I have a hunch some of the examples cited in the Technology Review article fall into the third category as well.  In one example, Twitter was used to crowd source weapons knowledge, and an unusual type of landmine was identified in less than 40 minutes.  In another example a rebel commander received critical information about how a certain type of rocket launcher works from two civilians a continent away, using Skype.  This allowed his brigade to successfully attack the weapon.

I'm fairly certain Twitter never had a focus group to understand how their product might be used for weapons identification.  I'm also reasonably sure that Skype doesn't have an "intelligence" division tucked between the cubicles focused on small business and grandma.

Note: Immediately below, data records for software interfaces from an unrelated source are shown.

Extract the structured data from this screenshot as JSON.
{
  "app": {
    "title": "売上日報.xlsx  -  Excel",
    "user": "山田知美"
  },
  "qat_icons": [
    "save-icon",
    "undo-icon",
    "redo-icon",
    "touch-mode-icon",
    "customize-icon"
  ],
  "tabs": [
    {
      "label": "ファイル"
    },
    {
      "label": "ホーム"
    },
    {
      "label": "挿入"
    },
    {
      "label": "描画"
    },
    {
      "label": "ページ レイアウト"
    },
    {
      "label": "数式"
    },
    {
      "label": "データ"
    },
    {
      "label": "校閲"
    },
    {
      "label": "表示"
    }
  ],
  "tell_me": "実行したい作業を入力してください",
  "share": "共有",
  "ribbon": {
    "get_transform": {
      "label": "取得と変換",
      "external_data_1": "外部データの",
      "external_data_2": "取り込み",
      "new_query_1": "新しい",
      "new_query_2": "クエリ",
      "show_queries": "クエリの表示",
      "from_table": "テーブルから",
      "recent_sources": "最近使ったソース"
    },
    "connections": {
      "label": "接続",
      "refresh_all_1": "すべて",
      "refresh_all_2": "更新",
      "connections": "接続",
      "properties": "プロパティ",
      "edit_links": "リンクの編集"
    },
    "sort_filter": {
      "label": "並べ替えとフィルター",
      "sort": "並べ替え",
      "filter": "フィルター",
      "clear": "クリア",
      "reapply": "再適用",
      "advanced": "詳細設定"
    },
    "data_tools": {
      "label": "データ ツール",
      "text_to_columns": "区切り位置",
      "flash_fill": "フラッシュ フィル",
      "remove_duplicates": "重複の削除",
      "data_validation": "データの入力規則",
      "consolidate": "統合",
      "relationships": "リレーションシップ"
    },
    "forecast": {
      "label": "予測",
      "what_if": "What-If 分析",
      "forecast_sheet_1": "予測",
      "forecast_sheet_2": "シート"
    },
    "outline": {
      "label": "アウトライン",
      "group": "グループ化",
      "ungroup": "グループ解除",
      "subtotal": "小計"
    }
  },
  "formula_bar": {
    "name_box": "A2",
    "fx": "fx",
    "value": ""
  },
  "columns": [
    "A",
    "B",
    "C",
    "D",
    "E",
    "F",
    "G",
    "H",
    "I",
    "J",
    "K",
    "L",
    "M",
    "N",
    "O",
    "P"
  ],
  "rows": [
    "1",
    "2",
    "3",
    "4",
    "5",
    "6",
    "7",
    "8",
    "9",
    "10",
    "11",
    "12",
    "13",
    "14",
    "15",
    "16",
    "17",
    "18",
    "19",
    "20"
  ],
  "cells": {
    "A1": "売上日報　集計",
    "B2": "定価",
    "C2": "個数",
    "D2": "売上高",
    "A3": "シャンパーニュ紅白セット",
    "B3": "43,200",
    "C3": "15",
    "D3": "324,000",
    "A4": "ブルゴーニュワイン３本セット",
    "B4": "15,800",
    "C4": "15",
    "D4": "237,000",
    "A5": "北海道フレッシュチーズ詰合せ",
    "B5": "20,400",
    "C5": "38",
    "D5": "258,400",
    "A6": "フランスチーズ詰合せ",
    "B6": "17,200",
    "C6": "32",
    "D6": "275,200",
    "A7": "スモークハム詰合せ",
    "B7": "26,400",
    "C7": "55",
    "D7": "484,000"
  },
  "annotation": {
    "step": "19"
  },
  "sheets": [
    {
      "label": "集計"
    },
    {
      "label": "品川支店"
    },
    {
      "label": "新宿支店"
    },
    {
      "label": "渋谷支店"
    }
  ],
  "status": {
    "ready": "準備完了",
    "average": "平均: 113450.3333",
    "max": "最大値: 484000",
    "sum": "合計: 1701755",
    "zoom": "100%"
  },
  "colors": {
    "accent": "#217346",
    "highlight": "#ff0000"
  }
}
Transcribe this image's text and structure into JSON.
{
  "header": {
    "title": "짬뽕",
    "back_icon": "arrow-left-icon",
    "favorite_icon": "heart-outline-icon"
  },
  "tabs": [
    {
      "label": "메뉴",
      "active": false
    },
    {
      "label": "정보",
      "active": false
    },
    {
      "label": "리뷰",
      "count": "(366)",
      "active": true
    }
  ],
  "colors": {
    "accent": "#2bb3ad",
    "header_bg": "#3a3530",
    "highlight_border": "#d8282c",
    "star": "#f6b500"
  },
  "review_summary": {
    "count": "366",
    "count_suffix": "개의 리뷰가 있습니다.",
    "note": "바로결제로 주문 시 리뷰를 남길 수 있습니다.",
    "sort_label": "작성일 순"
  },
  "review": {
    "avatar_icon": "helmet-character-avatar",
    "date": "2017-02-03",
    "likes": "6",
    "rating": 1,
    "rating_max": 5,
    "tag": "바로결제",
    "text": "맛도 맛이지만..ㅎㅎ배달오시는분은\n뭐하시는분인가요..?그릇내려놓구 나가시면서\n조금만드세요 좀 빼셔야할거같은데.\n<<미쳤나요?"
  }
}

So what does this all this mean regarding the way we develop new products?  I'm not ready to throw the baby out with the bath water.  Today's product development methodologies work pretty well, and most companies are able to bring new product to market faster than ever.  But product development professionals need to be opened-minded and acknowledge there are potential use cases that nobody can imagine... think of Donald Rumsfeld's "unknown unknowns."  I once worked for somebody twenty years ago whose philosophy was to "just throw a bunch of stuff at the wall and see what sticks."  Perhaps he has never been more right.

Tuesday, June 5, 2012

Building a Better Bug: the Anti-Apple

If you work in product development and technology, you're probably sick of hearing, "this is how Apple does it!"  I certainly am.  The attached article about VW's great success the past few years provides a nice counterpoint.  A more traditional (but always evolving) management approach is what works for most companies.  Think big, lofty goals; understanding your core competencies; and constant, incremental growth from great execution.  Building a Better Bug Colorado Business Magazine